### What you are asked to do
Each of the entries below should be written out exactly as it reads.

Stored data entries
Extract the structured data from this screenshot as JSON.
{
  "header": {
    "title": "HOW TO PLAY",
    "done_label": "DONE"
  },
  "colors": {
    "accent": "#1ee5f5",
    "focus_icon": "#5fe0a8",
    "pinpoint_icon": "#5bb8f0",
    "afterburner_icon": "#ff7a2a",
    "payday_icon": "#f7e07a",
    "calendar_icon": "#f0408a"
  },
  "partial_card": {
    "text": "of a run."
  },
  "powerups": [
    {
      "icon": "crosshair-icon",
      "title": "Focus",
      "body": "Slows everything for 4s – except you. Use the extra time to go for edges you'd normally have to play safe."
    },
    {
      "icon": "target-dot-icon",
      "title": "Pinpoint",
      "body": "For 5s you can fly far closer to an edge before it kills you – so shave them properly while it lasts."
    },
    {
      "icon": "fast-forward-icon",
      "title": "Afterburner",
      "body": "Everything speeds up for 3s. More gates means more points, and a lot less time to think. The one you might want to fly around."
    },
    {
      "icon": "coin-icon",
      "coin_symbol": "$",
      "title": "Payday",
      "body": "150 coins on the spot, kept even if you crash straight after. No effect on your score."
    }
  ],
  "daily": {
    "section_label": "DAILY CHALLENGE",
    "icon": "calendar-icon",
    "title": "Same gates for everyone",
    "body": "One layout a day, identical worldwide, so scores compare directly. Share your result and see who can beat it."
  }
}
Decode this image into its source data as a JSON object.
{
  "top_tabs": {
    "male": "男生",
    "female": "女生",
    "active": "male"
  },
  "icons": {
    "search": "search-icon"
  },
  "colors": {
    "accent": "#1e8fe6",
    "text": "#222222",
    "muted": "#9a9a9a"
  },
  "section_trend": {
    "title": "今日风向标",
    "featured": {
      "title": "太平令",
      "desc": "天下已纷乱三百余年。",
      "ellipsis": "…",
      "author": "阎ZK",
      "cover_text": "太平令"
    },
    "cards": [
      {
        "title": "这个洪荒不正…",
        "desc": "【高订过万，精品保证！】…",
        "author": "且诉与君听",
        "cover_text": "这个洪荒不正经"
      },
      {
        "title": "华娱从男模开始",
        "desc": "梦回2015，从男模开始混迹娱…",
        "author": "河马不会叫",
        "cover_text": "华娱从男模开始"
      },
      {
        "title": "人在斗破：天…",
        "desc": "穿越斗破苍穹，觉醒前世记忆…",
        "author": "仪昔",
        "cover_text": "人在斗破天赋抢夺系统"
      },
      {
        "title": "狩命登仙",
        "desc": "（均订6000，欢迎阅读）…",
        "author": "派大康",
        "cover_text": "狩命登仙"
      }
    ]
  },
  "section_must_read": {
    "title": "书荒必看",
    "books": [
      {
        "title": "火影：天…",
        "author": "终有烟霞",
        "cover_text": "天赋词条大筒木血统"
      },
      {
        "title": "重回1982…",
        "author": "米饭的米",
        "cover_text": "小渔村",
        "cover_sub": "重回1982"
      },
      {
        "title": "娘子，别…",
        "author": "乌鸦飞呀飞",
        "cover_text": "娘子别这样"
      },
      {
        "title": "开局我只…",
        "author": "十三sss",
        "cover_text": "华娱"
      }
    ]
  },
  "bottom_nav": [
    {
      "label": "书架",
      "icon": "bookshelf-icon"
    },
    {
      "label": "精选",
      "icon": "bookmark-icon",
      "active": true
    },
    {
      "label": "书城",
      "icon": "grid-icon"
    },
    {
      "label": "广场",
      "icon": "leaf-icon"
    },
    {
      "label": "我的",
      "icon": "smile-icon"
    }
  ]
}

### Reply
Extract the structured data from this screenshot as JSON.
{
  "header": {
    "title": "HOW TO PLAY",
    "done_label": "DONE"
  },
  "colors": {
    "accent": "#1ee5f5",
    "focus_icon": "#5fe0a8",
    "pinpoint_icon": "#5bb8f0",
    "afterburner_icon": "#ff7a2a",
    "payday_icon": "#f7e07a",
    "calendar_icon": "#f0408a"
  },
  "partial_card": {
    "text": "of a run."
  },
  "powerups": [
    {
      "icon": "crosshair-icon",
      "title": "Focus",
      "body": "Slows everything for 4s – except you. Use the extra time to go for edges you'd normally have to play safe."
    },
    {
      "icon": "target-dot-icon",
      "title": "Pinpoint",
      "body": "For 5s you can fly far closer to an edge before it kills you – so shave them properly while it lasts."
    },
    {
      "icon": "fast-forward-icon",
      "title": "Afterburner",
      "body": "Everything speeds up for 3s. More gates means more points, and a lot less time to think. The one you might want to fly around."
    },
    {
      "icon": "coin-icon",
      "coin_symbol": "$",
      "title": "Payday",
      "body": "150 coins on the spot, kept even if you crash straight after. No effect on your score."
    }
  ],
  "daily": {
    "section_label": "DAILY CHALLENGE",
    "icon": "calendar-icon",
    "title": "Same gates for everyone",
    "body": "One layout a day, identical worldwide, so scores compare directly. Share your result and see who can beat it."
  }
}
Decode this image into its source data as a JSON object.
{
  "top_tabs": {
    "male": "男生",
    "female": "女生",
    "active": "male"
  },
  "icons": {
    "search": "search-icon"
  },
  "colors": {
    "accent": "#1e8fe6",
    "text": "#222222",
    "muted": "#9a9a9a"
  },
  "section_trend": {
    "title": "今日风向标",
    "featured": {
      "title": "太平令",
      "desc": "天下已纷乱三百余年。",
      "ellipsis": "…",
      "author": "阎ZK",
      "cover_text": "太平令"
    },
    "cards": [
      {
        "title": "这个洪荒不正…",
        "desc": "【高订过万，精品保证！】…",
        "author": "且诉与君听",
        "cover_text": "这个洪荒不正经"
      },
      {
        "title": "华娱从男模开始",
        "desc": "梦回2015，从男模开始混迹娱…",
        "author": "河马不会叫",
        "cover_text": "华娱从男模开始"
      },
      {
        "title": "人在斗破：天…",
        "desc": "穿越斗破苍穹，觉醒前世记忆…",
        "author": "仪昔",
        "cover_text": "人在斗破天赋抢夺系统"
      },
      {
        "title": "狩命登仙",
        "desc": "（均订6000，欢迎阅读）…",
        "author": "派大康",
        "cover_text": "狩命登仙"
      }
    ]
  },
  "section_must_read": {
    "title": "书荒必看",
    "books": [
      {
        "title": "火影：天…",
        "author": "终有烟霞",
        "cover_text": "天赋词条大筒木血统"
      },
      {
        "title": "重回1982…",
        "author": "米饭的米",
        "cover_text": "小渔村",
        "cover_sub": "重回1982"
      },
      {
        "title": "娘子，别…",
        "author": "乌鸦飞呀飞",
        "cover_text": "娘子别这样"
      },
      {
        "title": "开局我只…",
        "author": "十三sss",
        "cover_text": "华娱"
      }
    ]
  },
  "bottom_nav": [
    {
      "label": "书架",
      "icon": "bookshelf-icon"
    },
    {
      "label": "精选",
      "icon": "bookmark-icon",
      "active": true
    },
    {
      "label": "书城",
      "icon": "grid-icon"
    },
    {
      "label": "广场",
      "icon": "leaf-icon"
    },
    {
      "label": "我的",
      "icon": "smile-icon"
    }
  ]
}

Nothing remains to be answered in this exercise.